Task prompt -> Which lines of the data below hold "Skizze"? Copy each of them.
--- Data ---
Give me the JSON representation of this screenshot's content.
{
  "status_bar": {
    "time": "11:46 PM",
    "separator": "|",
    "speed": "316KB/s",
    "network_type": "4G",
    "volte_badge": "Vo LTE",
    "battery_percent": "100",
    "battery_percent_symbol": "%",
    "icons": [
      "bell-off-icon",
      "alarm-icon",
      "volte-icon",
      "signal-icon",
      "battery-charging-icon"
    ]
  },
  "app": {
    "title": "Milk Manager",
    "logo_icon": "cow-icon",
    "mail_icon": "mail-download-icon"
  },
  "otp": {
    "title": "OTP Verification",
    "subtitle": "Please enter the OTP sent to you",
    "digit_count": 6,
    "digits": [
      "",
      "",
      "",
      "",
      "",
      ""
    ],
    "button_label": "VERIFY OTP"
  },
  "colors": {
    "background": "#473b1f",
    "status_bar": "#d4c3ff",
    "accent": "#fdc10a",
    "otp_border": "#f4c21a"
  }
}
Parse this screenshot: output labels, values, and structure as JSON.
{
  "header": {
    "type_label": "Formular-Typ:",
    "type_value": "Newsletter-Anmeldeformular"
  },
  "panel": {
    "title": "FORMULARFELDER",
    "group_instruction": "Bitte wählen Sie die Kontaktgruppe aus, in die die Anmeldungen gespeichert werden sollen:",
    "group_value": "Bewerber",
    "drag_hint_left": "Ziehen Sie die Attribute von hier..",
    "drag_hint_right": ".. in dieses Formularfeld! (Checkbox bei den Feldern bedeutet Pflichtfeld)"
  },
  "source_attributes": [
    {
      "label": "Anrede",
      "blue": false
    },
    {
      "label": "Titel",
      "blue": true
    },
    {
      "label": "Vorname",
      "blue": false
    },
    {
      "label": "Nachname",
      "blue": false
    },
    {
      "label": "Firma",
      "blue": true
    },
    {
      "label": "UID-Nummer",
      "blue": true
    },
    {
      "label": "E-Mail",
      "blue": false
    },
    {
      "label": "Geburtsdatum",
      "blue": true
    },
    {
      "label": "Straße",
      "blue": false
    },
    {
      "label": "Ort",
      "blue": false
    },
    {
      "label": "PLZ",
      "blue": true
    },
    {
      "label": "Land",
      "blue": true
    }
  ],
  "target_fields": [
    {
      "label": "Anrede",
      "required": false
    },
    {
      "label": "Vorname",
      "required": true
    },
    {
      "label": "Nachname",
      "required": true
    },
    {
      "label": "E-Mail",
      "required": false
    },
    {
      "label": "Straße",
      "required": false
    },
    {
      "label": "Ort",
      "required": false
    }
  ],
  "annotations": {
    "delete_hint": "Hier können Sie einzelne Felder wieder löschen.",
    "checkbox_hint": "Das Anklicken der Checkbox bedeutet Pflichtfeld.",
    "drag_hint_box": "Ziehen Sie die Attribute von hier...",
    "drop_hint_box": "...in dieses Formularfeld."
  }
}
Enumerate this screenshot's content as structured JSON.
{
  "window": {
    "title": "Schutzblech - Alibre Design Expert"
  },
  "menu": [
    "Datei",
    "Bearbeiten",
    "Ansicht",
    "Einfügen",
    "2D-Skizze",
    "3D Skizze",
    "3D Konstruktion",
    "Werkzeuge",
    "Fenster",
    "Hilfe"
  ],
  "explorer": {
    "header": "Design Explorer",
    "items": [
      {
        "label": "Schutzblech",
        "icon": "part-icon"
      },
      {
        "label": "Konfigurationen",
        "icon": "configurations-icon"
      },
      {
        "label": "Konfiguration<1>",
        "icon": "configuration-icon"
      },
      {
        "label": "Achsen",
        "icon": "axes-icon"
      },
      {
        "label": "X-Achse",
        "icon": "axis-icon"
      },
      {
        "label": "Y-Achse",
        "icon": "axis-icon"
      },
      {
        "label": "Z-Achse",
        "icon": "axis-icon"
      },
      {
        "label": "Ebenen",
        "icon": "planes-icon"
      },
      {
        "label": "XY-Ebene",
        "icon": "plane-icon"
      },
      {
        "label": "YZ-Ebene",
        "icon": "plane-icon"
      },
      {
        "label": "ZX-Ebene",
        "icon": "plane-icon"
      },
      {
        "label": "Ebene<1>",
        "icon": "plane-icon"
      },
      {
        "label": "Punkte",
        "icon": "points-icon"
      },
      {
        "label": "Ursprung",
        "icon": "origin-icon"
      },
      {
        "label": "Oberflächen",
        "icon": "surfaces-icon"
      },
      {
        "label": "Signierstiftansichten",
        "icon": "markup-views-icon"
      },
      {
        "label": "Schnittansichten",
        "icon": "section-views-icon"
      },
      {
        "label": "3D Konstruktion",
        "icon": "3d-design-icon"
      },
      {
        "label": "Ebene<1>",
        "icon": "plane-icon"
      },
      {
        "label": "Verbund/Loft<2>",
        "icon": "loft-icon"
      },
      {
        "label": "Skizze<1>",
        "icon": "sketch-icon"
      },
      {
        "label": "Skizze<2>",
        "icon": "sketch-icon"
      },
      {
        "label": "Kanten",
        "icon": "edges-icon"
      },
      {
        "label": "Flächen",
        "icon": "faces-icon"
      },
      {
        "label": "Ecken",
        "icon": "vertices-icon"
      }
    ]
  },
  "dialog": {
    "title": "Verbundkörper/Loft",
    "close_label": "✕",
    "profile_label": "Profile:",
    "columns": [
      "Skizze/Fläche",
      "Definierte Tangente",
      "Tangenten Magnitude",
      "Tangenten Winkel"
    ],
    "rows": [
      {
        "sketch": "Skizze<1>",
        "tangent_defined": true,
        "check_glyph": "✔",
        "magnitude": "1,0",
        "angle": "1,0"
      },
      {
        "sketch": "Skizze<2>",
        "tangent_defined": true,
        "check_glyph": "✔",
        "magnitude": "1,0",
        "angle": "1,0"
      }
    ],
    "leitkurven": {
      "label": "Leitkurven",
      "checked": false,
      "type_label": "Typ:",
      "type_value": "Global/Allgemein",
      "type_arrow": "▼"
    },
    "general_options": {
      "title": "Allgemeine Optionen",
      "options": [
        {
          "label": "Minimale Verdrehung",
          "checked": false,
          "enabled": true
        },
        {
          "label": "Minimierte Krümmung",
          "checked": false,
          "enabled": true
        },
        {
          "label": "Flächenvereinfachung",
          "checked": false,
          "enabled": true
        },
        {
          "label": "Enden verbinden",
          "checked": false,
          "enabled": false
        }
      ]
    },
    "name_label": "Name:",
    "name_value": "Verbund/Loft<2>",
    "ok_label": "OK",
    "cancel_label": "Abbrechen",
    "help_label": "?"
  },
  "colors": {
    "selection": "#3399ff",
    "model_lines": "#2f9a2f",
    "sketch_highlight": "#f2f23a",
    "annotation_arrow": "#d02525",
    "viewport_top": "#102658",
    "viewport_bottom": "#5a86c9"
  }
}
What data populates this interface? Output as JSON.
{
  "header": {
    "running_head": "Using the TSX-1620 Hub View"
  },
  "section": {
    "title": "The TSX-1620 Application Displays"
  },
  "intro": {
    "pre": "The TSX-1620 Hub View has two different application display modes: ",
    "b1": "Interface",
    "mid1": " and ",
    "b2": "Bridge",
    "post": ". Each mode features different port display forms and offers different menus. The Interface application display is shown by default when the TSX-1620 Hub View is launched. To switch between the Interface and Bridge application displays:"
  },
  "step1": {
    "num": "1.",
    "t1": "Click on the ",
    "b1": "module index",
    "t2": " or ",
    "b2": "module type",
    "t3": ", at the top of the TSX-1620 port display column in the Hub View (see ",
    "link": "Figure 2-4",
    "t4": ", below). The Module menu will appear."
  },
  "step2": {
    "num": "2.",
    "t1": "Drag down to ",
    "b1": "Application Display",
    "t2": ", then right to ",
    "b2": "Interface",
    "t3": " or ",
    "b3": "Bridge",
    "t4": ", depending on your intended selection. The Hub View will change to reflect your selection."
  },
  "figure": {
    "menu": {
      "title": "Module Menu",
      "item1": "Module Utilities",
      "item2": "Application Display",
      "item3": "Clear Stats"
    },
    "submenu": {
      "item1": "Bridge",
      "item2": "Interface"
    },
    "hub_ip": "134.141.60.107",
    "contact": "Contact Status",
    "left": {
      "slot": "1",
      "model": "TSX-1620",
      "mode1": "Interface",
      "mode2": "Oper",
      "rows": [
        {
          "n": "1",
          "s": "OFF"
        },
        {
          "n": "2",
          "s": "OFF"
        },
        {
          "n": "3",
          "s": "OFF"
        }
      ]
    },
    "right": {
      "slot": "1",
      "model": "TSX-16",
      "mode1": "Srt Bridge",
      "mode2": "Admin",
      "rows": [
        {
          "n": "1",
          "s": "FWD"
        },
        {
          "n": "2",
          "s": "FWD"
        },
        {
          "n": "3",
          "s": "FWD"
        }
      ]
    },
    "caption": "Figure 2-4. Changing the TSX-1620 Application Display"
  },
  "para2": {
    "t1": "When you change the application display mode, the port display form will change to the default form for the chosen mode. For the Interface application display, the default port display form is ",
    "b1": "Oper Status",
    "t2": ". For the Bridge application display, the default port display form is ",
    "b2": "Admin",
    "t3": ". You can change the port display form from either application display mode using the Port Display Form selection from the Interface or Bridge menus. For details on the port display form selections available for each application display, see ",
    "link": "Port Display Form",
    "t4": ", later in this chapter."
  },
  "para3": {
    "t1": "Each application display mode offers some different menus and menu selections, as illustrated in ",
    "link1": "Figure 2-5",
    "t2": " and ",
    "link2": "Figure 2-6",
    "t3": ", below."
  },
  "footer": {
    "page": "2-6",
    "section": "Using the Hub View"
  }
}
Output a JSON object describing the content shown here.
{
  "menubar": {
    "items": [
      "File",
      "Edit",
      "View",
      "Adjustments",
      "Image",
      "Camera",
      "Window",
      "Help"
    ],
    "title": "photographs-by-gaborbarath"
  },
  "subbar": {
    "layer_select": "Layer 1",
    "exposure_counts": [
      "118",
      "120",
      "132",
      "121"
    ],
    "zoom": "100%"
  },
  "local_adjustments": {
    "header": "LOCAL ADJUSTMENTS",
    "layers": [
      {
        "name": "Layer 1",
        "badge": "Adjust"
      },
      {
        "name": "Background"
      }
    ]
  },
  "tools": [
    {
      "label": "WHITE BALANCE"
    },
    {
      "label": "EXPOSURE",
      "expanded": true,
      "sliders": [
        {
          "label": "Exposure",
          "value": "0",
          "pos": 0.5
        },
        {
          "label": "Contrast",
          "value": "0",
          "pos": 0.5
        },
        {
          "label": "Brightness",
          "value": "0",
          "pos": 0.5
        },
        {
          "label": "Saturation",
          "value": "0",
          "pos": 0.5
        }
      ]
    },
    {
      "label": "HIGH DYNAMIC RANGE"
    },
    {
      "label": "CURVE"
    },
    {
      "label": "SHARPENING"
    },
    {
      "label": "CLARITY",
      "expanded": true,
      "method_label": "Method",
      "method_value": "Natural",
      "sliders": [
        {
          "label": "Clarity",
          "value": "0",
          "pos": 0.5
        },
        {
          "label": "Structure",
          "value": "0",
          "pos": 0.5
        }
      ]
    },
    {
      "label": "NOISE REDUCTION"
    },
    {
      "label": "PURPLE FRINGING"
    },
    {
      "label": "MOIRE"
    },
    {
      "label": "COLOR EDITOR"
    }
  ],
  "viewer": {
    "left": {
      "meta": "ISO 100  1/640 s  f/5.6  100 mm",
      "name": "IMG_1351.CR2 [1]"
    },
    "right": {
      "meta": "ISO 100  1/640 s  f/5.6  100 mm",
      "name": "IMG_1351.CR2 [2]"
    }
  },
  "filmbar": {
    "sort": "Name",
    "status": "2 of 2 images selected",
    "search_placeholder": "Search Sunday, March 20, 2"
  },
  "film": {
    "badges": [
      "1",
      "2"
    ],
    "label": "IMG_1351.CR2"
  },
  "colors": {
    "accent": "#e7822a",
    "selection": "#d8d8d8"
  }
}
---
Solution to the problem ->
    "2D-Skizze",
    "3D Skizze",
        "label": "Skizze<1>",
        "label": "Skizze<2>",
      "Skizze/Fläche",
        "sketch": "Skizze<1>",
        "sketch": "Skizze<2>",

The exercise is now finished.